“We all understand that not a lot of people have a lot of money right now, for us whatever they can give is fine,” she said, adding that one of the things they continue to use and need are face masks and hand sanitizers.
The Domestic Violence Resource Center is located at 4201 Long Beach Blvd., Ste. 102. It’s open Monday through Friday from 8:00 a.m. to 5:00 p.m.
In June, the Harvard Gazette cited the American Journal of Emergency Medicine that reported alarming trends in U.S. domestic violence. The National Domestic Violence Hotline received more than 74,000 calls, chats, and texts in February, the highest monthly contact volume of its 25-year history.
Getting help is important.
Domestic violence is also not just limited to a certain group of people. Lopez said that any social status, including men in the LGBTQ community, do not have to stay in dangerous situations.
“It can happen to anyone. There’s no color line for domestic violence, lower economic status or high status, it can be a teacher, professor, someone who doesn’t have money,” she said.
The National Coalition Against Domestic Violence reports that nearly 20 people per minute – some 10 million women and men each year – are physically abused by an intimate partner in the United States.
One in four women and one in nine men suffer severe intimate partner violence, sexual violence, sexually transmitted diseases, and, or, partner stalking, and physical and mental disorders.
Funding from the American Rescue Plan Act came down this past year in the form of additional services from the city and state to make some headway on the problem.
Organizations such as the Long Beach Community Foundation have also helped with grant funding in the past for her organization.
Lately, she said the shelter is extending services with mental health help, now available online and is attracting participation.
Even as the demand has increased, she said there are more resources today than in prior decades to address the needs of someone facing domestic violence.
“They don’t have to come on-site. That’s another piece, the anxiety part of leaving the house. We’re able to use mental health to service those clients to some of our classes on Zoom, and have more participants on zoom than coming in person,” she said.
Statistics of the fallout since COVID-19 are still coming in.
According to the Emory University School of Medicine Nia Project, 85% of domestic violence, called IPV victims, are women. Nia is a principle of Kwanzaa, meaning purpose.
“A woman is beaten every 9 seconds,” their website states. “Every year nearly 5.3 million incidents of IPV occur among U.S. women aged 18 and older. IPV results in nearly 1300 deaths and 2 million injuries every year in the United States. More than 3 women are killed by husbands/boyfriends everyday.”

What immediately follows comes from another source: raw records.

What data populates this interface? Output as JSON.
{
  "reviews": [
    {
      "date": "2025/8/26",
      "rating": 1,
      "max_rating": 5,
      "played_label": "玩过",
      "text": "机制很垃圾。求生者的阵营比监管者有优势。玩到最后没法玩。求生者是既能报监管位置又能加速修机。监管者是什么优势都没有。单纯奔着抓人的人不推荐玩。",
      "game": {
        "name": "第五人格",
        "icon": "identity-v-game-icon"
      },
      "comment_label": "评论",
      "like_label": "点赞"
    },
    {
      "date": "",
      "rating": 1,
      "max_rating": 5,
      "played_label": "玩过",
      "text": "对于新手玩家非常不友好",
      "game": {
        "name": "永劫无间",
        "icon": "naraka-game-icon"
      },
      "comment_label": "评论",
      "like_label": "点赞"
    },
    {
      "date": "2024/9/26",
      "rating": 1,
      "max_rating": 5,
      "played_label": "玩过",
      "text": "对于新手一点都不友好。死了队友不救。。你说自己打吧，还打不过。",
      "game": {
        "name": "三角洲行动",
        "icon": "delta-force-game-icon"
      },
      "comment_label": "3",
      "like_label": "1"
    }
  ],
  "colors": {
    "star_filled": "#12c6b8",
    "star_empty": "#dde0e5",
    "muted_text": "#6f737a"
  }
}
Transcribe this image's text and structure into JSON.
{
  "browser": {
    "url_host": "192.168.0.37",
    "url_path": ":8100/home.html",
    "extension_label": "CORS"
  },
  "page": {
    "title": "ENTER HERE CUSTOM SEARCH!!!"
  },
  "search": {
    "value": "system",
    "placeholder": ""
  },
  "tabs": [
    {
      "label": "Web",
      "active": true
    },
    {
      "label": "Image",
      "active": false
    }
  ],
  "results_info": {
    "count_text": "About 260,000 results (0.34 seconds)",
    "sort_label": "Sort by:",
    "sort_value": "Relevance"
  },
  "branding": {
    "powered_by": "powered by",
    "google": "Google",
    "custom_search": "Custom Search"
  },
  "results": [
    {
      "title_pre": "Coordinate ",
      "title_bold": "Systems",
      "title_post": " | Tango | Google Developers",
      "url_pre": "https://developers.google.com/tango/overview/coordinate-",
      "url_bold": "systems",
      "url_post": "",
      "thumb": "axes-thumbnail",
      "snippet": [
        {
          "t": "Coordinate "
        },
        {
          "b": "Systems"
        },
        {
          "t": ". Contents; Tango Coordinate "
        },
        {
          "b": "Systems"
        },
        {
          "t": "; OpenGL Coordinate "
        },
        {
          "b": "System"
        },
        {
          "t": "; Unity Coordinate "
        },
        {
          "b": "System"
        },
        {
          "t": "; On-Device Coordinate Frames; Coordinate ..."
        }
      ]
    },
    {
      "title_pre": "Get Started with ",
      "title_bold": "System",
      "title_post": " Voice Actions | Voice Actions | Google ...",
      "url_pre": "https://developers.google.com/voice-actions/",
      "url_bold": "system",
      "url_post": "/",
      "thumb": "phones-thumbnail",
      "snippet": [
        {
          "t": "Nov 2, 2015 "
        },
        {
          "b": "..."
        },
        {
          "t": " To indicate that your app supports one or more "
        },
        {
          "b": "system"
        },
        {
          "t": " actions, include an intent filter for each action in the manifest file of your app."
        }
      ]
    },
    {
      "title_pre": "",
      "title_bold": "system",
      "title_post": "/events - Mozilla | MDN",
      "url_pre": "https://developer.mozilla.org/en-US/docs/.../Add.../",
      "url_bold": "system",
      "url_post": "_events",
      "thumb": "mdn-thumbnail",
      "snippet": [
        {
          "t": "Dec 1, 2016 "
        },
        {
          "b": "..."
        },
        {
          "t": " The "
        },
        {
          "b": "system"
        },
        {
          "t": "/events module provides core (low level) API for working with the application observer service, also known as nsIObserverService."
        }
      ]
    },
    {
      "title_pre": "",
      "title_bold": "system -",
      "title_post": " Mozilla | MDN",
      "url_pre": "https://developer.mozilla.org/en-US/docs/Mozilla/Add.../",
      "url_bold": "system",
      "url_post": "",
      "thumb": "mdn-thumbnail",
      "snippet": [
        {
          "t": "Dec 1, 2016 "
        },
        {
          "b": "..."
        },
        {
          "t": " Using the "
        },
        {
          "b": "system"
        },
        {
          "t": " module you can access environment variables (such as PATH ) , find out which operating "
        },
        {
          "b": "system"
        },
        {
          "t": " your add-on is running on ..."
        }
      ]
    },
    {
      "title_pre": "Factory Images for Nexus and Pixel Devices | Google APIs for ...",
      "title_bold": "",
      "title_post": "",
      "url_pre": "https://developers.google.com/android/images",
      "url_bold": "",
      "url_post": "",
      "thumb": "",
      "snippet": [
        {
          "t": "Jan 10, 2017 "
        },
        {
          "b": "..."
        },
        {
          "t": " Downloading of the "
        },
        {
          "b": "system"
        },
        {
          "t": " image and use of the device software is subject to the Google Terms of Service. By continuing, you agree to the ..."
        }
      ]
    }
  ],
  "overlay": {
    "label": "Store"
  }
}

For help, or for more information on the gala event,
For more information, call Domestic Violence’s Resource Center at (562)-437-7233